H1N1 Vaccine: No Serious Side Effects Found, Says WHO
WHO released its latest findings today, confirming that the H1N1 vaccine has not produced any serious or unusual side effects in the one million people in 20 countries around the world who have already received it. WHO's top flu expert Dr. Keiji Fukuda said that the only significant side effect observed so far is soreness in the arm where the shot has been received. Fukuda also mentioned that the rate at which vaccinated individuals get this side effect from H1N1 shots may actually be lower than that seen with other seasonal flu vaccinations.

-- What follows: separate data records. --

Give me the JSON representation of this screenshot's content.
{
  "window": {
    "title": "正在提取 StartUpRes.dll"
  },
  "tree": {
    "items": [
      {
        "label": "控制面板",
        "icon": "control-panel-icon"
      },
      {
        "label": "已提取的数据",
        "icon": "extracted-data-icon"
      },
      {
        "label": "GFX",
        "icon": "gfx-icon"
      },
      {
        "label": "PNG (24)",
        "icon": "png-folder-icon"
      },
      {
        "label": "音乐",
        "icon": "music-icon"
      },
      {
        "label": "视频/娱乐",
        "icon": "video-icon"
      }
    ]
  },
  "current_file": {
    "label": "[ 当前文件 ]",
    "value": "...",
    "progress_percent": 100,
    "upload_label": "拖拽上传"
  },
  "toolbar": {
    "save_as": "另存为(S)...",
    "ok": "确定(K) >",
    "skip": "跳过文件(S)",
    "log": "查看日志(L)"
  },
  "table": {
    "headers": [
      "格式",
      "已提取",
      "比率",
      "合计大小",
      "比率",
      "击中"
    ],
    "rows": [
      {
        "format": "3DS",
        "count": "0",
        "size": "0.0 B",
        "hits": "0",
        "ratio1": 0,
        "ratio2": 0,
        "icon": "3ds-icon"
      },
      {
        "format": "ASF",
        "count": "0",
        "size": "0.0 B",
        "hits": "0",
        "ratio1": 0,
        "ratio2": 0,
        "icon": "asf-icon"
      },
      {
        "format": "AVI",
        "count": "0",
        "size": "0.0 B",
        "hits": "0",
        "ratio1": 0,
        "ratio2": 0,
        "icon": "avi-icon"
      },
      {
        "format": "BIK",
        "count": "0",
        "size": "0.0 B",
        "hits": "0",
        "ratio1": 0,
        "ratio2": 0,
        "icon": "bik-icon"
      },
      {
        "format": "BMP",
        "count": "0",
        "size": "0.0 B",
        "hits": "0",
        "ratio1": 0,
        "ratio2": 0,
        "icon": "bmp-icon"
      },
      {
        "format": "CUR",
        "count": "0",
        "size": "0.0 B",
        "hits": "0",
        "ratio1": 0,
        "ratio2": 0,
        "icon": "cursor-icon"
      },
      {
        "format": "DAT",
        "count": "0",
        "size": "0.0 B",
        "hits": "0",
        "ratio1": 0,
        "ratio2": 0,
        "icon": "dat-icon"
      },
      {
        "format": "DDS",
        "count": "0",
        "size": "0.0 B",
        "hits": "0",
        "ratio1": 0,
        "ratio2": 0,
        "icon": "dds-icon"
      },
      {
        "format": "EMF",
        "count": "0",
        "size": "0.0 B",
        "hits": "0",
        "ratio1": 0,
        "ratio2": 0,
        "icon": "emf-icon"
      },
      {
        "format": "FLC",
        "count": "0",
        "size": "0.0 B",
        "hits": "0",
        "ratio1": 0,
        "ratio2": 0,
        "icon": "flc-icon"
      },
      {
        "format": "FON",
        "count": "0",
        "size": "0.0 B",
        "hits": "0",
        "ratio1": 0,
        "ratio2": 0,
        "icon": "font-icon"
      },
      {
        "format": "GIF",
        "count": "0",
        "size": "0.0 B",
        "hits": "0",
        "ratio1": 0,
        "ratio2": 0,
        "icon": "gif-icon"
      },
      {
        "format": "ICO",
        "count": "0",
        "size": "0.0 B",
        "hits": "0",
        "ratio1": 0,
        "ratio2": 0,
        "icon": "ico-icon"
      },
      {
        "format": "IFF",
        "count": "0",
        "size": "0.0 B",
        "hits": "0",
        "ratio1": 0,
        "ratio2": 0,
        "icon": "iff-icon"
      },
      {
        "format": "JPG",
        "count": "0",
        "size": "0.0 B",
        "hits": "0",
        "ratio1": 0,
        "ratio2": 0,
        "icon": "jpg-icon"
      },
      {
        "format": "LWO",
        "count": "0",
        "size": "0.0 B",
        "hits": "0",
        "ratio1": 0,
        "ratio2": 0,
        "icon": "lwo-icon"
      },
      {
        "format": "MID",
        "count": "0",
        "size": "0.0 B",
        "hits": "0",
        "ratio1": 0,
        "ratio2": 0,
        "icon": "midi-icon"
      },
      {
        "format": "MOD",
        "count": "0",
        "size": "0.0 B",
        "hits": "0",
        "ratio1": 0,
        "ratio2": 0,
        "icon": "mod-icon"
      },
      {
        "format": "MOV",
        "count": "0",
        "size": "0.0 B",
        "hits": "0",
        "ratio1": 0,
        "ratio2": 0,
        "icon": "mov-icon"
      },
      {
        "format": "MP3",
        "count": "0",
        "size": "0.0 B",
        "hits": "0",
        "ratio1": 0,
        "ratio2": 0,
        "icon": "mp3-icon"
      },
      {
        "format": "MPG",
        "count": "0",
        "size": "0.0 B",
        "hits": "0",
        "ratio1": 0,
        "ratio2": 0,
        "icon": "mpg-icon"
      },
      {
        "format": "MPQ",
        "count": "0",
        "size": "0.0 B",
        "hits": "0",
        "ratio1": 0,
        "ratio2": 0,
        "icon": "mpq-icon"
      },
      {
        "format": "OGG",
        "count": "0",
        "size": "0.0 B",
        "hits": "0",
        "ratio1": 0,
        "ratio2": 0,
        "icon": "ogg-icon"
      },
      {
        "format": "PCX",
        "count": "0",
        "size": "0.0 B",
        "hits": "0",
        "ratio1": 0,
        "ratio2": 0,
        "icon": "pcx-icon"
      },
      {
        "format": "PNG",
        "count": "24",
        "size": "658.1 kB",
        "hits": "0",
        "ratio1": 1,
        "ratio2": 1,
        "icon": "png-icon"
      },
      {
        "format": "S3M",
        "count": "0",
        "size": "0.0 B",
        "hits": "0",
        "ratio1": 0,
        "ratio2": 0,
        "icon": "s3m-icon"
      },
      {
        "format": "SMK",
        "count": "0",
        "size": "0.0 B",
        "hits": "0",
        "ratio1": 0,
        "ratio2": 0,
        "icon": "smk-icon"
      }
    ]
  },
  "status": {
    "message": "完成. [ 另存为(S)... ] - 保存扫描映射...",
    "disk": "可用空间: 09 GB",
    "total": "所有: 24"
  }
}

Fukuda reiterated that just one dose of the vaccine should be sufficient to provide adequate protection against the virus. He also mentioned that H1N1 is becoming the predominant flu strain this fall season, crowding out other flu strains. Finally, Fukuda said that the H1N1 virus has not mutated a great deal since its emergence in May, but that some mutations are expected as people start to build immunity against the virus. There is also no evidence thus far of the widespread occurrence of antiviral resistance.
Twenty countries have started to vaccinate against the pandemic virus and the initial picture suggests the vaccine is very safe, Dr. Keiji Fukuda, the global health agency's top flu expert, said in a news conference in Geneva.
"And the side-effects which are expected - such as a painful injection or perhaps some swelling at the injection site - these are occurring at rates which are expected and usually seen with seasonal influenza vaccine. So the picture right now looks quite good in terms of the safety."
Fukuda said rates of local reactions may actually be lower than what is seen with seasonal flu shots.